Mini-camp was indeed awesome, and so was Luke (just add Bayes)

Yep, I’m saying that without hard data. But I was there. So let me say it again, in response to numerous comments I’ve seen complaining that no judgement should be passed until a quantitative analysis confirms it:

Mini-camp was awesome. Note that mini-camp was far from the first time I’ve travelled to an event to surround myself with like-minded peers working toward common goals… I find such events events extremely motivating and enjoyable, which is why I’ve been to many such workshops, inside and outside academia (~3 per year for the past 10 years).

Yet mini-camp is still topping my charts. Specifically, the camp is tied for the title of the most life-altering workshop-like event of my life, and the tie is with the workshop that got me onto my PhD topic (graphical causal modelling), so that’s saying something.

In particular, I’ve been visibly-to-myself-and-others more motivated and hard-working since the camp. I’ve had more energy for learning and adaptation, and I find Luke to have been a highly inspiring input to that result.

(I’m talking about Luke because his position is the one being discussed right now, but I got a lot of really inspiring ideas and motivation from Anna before, during, and after the camp as well.)

Hard data will be great to have, but it’s hard to get, especially certifiably causal data (though the prospect is not hopeless, with enough conditional independence tests), especially since the camp was planned and executed on short notice.

In the meantime, let’s do a little Bayes. First, assign priors to how well you expect a week-long sustained interaction between growth-oriented rationalists to go. (If your prior is something like 80%[failure], I’d like to know where you’re getting your growth-oriented rationalists). Now which of the following theories, “failure” or “success”, assigns a higher likelihood to the following observations?


1. People wrote these:


In particular,

“The week I spent in minicamp had by far the highest density of fun and learning I have ever experienced. It’s like taking two years of college and condensing it to a week: you learn just as much and you have just as much fun. The skills I’ve learned will help me set and achieve my own life goal, and the friends I’ve made will help me get there.”—Alexei

“This was an intensely positive experience. This was easily the most powerful change self-modification I’ve ever made, in all of the social, intellectual, and emotional spheres. I’m now a more powerful person than I was a week ago—and I can explain exactly how and why this is true.

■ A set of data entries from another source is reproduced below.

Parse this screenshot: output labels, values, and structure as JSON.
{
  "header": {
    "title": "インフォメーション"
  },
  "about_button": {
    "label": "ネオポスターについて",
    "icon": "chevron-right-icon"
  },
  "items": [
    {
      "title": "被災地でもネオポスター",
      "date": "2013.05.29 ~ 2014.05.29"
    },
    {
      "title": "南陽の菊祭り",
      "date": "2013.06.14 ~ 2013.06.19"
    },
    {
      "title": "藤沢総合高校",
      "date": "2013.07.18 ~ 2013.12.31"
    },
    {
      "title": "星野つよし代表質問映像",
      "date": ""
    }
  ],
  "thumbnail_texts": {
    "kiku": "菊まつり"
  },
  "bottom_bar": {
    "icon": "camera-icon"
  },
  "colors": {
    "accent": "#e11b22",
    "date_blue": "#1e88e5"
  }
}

At mini-camp, I’ve learned techniques for effective self-modification—that is, I have a much deeper understanding of how to change my desires, gather my willpower, channel my time and cognitive resources, and model and handle previously confusing situations. What’s more, I have a fairly clear map of how to build these skills henceforth, and how to inculcate them in others. And all this was presented in such a way that any sufficiently analytical folk—anyone who has understood a few of the LW sequences, say—can gain in extreme measures.”—Matt Elder /​ Fiddlemath

“I expected a week of interesting things and some useful tools to take away. What I got was 8 days of constant, deep learning, challenges to my limits that helped me grow. I finally grokked that I can and should optimize myself on every dimension I care about, that practice and reinforcement can make me a better thinker, and that I can change very quickly when I’m not constrained by artificial barriers or stress.

I would not recommend doing something like this right before another super-busy week, because I was learning at 100% of capacity and will need a lot of time to unpack all the things I learned and apply them to my life, but I came away with a clear plan for becoming better. It is now a normal and easy thing for me to try things out, test my beliefs, and self-improve. And I’m likely to be much more effective at making the world a better place as well, by prioritizing without fear.

The material was all soundly-researched and effectively taught, with extremely helpful supplemental exercises and activities. The instructors were very helpful in and out of session. The other participants were excited, engaged, challenging, and supportive.

I look forward to sharing what I’ve learned with my local Lesswrong meetup and others in the area. If that’s even 14 as awesome as my time at the Mini-Camp, it will make our lives much better.”—Ben Hoffman /​ Benquo

“I really can’t recommend this camp enough! This workshop broke down a complex and intertwined set of skills labelled in my brain as “common sense” and distinguished each part so that I could work on them separately. Sessions on motivation, cognition, and what habits to build to not fool yourself were particularly helpful. This camp was also the first example that I’ve seen of people taking current cognitive science and other research, decoding it, and showing people what’s been documented to work so that they can use it too. It feels to me now as though the coolest parts of the sequences have been given specific exercises and habits to build off of. This camp, and the people in it, have changed my path for the better.”—David Jones /​ TheDave

2. I wrote this post.

3. Eliezer wants to keep Luke as a permanent hire.

4. Whatever other comments you’ve seen/​heard about the camp from people who attended.


Is this a biased sample? Probably. Is it hard data? Easy to quantify? Not so much. Might this be a big conspiracy by Luke-originating ninja bloggers? Perhaps. But really… which theory assigns the higher likelihood here? Success, or failure?

Lets allow the arguments that can be made about the minicamp be made, rather than ritualistically abstaining from decision-making until numbers show up.

That, and I really hope Luke stays with SingInst :)